The pro-Kurdish Peoples’ Democratic Party (HDP), accused by the government of being bound to the PKK, called for a renewed ceasefire and an extraordinary parliamentary meeting. Leader Selahattin Demirtas cut short a European visit, saying there could be no justification for killing.

“We will not surrender to war policies which only deem death proper for the people’s poor children and splatter blood on the mothers’ dreams of peace,” he wrote on Twitter, referring to the Daglica attack and conflict in the southeastern town of Cizre.

Local media reports said a lieutenant colonel in command of the Daglica battalion was among those killed.

“Two of our armored vehicles suffered heavy damage after the detonation of hand-made explosives on the road. As a result of the blast, there were martyrs and wounded among our heroic armed comrades,” the military statement said.


A security source said that after the militants detonated explosives along the road, a clash broke out between the soldiers and fighters from the PKK.

Davutoglu chaired an emergency meeting with military and intelligence chiefs on Sunday night in Ankara following the attack, cutting short a visit to the city of Konya.

“The pain of our security forces who were martyred in the treacherous attack by the separatist terrorist organization sears our hearts,” Erdogan said in a statement.

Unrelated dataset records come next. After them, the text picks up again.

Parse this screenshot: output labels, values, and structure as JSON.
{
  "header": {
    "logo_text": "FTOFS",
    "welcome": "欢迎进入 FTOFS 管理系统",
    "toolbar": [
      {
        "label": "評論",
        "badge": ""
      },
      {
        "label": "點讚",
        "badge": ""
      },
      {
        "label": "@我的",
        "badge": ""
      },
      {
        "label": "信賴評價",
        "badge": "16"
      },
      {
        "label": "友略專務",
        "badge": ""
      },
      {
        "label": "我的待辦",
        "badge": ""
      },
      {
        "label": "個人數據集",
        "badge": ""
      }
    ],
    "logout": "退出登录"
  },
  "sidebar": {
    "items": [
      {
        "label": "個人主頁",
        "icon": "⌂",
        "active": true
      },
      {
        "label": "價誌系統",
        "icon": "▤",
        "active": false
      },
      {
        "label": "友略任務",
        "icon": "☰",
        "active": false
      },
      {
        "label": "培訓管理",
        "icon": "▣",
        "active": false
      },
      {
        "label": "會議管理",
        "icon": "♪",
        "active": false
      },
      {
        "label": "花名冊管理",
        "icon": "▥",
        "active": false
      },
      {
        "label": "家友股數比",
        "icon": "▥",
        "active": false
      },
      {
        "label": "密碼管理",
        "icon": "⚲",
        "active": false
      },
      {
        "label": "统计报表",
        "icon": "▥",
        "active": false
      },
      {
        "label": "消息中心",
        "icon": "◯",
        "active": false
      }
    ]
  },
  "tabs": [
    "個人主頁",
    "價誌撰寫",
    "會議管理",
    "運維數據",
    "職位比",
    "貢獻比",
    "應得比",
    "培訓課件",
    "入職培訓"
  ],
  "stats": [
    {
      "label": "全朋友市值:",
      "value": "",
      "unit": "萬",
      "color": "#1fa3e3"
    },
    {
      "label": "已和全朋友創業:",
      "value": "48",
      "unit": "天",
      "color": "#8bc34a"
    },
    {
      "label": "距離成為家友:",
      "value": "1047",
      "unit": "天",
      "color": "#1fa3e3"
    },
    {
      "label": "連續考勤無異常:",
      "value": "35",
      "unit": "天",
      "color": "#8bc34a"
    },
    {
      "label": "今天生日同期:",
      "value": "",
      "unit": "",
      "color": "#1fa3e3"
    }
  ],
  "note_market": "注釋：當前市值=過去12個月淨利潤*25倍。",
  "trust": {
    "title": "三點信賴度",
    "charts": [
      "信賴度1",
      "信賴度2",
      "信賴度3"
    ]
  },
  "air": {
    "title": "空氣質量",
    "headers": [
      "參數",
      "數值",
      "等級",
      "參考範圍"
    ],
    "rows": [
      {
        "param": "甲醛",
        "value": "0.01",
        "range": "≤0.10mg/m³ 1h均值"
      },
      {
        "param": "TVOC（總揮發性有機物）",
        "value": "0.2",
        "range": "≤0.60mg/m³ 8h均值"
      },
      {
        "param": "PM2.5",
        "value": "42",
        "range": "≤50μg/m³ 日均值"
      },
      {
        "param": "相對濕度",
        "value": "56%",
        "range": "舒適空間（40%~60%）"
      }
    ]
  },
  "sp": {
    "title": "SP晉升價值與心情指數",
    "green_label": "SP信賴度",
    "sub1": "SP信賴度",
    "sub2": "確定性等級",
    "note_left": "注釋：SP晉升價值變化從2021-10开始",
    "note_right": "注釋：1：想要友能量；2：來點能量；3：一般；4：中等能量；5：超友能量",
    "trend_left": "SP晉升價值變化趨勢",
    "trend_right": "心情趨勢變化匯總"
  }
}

After he spoke, some 200 people chanting pro-Erdogan slogans attacked the Hurriyet newspaper’s offices in Istanbul, accusing it of misquoting him and implying that the president was trying to gain political capital from the Daglica attack.

Protesters with sticks and stones smashed windows, according to the Dogan news agency, part of the same group as Hurriyet, which has attracted criticism from pro-government circles over its coverage of the conflict.

The PKK launched its insurgency in 1984 with the aim of carving out a state in the mainly Kurdish southeast. It later moderated its goal to strengthening Kurdish political rights.

Some Turks fear Kurds in Syria, backed by the United States in their fight against Islamic state, and Kurds in Iraq, as well as the PKK, harbor ambitions of an independent contiguous Kurdish state.

Writing by Daren Butler; Editing by Nick Tattersall and Ralph Boulton